    Although your employee may need to wear various hats, it is still critical to explicitly define the function before beginning the hiring process. This will provide clarity while aiding in the recruitment of qualified candidates.

    Create a detailed job description outlining your first employee's future high-level responsibilities and day-to-day tasks. Make sure you are reasonable with your criteria and aren't trying to shoehorn the tasks of three different roles into one.

    Tristan Harris
    Tristan HarrisDemand Generation Senior Marketing Manager, Thrive Digital Marketing Agency

    Prioritize Team Vision and Cultural Fit

    In my first major hiring process, I focused on finding people who fit the team's vision and culture. Technical skills are important, but I thought teamwork and a passion for innovation were more important. Through the interview process, we tried to gain an in-depth understanding of the candidates' values and motivations. Through this experience, I learned that recruiting the right talent is key to organizational growth, and that fit with team culture should be a top priority.

    Alex Taylor
    Alex TaylorHead of Marketing, CrownTV

    Balance Expertise with Cultural Alignment

    Approaching my first major hire, I defined clear criteria for the role. I drafted an outline of specific responsibilities, necessary skills, and qualities essential for success. I conducted thorough interviews, evaluated candidates based on their qualifications and cultural fit, and sought input from trusted colleagues.

    Throughout the process, I learned the importance of balancing technical expertise with cultural alignment and communication skills.
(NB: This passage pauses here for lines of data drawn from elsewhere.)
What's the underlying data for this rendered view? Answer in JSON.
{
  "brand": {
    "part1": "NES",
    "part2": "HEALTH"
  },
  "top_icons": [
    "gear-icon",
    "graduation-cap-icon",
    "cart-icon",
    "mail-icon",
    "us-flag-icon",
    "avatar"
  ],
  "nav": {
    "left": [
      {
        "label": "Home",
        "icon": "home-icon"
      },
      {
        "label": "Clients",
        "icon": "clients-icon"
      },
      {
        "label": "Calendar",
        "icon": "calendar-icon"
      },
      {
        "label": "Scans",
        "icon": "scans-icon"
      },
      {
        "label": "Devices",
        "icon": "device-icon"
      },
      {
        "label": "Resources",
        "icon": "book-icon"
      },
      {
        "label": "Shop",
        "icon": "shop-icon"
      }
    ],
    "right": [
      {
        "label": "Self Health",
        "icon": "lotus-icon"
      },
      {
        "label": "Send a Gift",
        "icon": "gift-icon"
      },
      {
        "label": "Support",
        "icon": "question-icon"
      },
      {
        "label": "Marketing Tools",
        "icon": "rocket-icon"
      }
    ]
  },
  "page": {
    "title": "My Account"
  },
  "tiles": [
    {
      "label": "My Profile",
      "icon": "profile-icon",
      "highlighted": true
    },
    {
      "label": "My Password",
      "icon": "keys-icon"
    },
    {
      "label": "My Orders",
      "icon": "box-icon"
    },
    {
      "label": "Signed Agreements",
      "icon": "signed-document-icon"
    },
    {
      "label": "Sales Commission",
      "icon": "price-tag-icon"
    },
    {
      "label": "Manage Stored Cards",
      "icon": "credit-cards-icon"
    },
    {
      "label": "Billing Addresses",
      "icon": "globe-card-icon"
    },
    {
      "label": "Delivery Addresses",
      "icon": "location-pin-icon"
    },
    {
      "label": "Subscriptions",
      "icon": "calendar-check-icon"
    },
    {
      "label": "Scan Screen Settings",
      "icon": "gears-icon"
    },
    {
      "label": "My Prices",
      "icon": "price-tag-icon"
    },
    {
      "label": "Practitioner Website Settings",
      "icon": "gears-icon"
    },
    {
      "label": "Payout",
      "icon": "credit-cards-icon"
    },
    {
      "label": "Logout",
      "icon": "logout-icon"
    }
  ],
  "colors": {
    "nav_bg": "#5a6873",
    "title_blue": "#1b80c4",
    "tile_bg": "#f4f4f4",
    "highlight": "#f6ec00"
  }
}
I also realized the significance of investing time in onboarding and providing ongoing support to help new hires integrate smoothly into the team. Overall, this experience taught me the value of strategic hiring practices and the critical role of hiring decisions in shaping organizational culture and success.

    Khunshan Ahmad
    Khunshan AhmadCEO, InsideTechWorld

    Assemble a Support Team and Use Offer Letters

    Here's what I learned from my experience: Before making your first major hire, it's wise to assemble a support team. You might feel pressed for time, eager to cut costs, or hear advice like what my brother-in-law gave me, suggesting that all these steps aren't necessary. However, you really do need a team of service providers. It's important to find a knowledgeable business lawyer, a trustworthy accountant or accounting firm, and check with local universities to see if they offer business assistance programs.

    Every business should have a relationship with a lawyer. A cost-effective way to start this is by having your attorney help you draft a standard "offer letter" template. An offer letter clarifies any misunderstandings. It spells out exactly what you are offering to a job candidate, regardless of what they might have thought they heard during the interview. Details such as confirming that they won't have to travel more than 20% of the time, and that travel times are unpaid and don't count toward overtime, should be clearly stated in writing. Speaking from experience, I can say that having solid offer letters is critical. Lawsuits can happen unexpectedly for any number of reasons. Using offer letters is one way to lessen your risks.

    Michael Brown
    Michael BrownManaging Partner, Dribbin & Brown Criminal Lawyers

    Set Clear Hiring Goals and Stages

    The first major hire is a nerve-racking experience for any business owner/founder. The best approach is to set clear goals for your hiring requirements and establish the different stages of hiring well before you start announcing the openings. This will give you the required leverage to get the best team for your organization. Also, establish an 'FAQ by Candidates' so that you are prepared to answer some of the uncomfortable questions with clarity and confidence. An unambiguous hiring process will instill confidence in the candidates and build lasting trust for the organization.

    Mittu Tigi
    Mittu TigiStartup Ecosystem Enabler